TASK STATEMENT → Your task is to find every line in the records that holds the string "JSON" and copy it.
##### DATASET EXCERPTS #####
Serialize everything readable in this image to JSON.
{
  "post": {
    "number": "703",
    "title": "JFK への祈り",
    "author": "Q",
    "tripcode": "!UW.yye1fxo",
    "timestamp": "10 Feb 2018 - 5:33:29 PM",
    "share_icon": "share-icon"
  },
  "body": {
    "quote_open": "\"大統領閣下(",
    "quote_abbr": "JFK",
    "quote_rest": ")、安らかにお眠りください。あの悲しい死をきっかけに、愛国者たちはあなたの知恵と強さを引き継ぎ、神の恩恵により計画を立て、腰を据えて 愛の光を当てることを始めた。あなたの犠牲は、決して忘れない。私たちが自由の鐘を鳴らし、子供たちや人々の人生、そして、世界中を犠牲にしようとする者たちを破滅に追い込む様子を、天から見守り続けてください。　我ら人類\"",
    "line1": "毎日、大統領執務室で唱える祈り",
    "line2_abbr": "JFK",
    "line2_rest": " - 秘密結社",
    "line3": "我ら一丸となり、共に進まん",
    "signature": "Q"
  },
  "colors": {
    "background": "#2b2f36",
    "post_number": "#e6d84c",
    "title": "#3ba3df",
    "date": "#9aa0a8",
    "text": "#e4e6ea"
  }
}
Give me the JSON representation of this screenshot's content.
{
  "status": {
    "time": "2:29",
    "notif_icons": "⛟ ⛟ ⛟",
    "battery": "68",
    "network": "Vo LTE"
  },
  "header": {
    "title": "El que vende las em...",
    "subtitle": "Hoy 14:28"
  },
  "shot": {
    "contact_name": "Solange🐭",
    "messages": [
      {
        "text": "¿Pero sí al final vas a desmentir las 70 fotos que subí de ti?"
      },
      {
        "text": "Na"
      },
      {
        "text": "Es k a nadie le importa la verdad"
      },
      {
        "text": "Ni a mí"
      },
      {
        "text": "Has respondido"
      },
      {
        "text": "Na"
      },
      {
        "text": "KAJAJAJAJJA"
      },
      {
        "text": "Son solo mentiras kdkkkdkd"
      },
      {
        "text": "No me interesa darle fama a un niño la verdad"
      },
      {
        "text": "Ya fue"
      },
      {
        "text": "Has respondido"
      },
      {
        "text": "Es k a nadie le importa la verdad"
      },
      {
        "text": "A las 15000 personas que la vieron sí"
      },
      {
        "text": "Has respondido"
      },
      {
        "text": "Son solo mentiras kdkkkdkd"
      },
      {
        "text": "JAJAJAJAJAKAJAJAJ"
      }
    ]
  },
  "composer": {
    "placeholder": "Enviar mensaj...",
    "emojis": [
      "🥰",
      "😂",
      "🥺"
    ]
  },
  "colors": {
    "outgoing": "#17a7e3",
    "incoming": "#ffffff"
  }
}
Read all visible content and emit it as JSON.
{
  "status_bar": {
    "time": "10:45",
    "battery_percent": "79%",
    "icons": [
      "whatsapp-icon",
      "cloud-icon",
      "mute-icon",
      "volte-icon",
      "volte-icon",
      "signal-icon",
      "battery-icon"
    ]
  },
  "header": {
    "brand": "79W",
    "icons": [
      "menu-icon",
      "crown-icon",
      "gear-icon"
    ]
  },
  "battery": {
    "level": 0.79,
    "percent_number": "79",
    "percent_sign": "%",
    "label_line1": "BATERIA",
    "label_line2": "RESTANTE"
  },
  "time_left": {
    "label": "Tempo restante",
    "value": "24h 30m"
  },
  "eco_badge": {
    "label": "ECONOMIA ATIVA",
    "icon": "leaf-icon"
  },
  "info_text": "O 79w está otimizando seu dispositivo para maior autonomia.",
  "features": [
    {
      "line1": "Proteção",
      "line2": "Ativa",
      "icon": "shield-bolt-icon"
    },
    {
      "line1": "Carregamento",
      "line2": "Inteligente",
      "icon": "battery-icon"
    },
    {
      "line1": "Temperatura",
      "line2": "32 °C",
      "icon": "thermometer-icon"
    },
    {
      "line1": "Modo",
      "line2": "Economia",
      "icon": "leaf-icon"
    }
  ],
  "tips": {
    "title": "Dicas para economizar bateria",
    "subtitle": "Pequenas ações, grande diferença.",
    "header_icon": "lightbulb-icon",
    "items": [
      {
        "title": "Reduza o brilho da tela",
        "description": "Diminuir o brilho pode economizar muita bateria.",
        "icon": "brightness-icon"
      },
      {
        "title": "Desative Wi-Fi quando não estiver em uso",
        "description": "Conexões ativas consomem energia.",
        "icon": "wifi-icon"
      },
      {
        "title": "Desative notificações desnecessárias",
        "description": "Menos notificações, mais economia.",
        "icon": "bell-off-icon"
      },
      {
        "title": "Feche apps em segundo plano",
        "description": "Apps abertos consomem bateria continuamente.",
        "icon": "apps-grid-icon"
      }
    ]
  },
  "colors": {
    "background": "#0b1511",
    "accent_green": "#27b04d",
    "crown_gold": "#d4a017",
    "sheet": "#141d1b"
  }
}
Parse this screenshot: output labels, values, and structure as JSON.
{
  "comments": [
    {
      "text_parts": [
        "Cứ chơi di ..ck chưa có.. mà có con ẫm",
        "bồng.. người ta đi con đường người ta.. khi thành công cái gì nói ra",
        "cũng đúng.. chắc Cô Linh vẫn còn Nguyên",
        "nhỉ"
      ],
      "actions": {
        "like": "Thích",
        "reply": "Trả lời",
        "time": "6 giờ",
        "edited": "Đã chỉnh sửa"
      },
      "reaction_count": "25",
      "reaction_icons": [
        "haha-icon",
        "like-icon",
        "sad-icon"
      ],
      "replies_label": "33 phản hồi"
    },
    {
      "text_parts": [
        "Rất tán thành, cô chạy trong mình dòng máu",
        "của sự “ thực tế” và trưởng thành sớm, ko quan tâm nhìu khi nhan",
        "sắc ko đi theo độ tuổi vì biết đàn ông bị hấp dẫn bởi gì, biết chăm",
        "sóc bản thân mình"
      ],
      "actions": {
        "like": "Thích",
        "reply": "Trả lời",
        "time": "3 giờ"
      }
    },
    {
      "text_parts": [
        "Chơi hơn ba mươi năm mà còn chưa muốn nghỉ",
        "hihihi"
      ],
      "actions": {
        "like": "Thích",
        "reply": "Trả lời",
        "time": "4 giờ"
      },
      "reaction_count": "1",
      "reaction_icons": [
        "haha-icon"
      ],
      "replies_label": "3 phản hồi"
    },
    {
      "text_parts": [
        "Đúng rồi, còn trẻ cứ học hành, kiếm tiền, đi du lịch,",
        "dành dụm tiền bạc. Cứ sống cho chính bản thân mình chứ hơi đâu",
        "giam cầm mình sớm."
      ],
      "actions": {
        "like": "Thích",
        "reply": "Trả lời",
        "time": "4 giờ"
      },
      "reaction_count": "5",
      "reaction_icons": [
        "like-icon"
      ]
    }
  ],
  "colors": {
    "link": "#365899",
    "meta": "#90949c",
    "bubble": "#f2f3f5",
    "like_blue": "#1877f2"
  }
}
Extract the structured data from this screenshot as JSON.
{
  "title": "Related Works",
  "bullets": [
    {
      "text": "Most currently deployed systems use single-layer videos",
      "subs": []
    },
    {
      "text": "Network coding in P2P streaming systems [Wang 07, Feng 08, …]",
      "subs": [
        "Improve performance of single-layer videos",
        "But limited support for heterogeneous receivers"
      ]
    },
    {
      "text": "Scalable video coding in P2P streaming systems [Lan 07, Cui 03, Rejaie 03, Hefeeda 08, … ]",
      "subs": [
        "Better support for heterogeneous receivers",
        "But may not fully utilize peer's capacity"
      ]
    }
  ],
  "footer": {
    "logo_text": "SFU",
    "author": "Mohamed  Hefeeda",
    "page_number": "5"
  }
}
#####
RESULT OF THIS TASK →
Serialize everything readable in this image to JSON.
Give me the JSON representation of this screenshot's content.
Read all visible content and emit it as JSON.
Parse this screenshot: output labels, values, and structure as JSON.
Extract the structured data from this screenshot as JSON.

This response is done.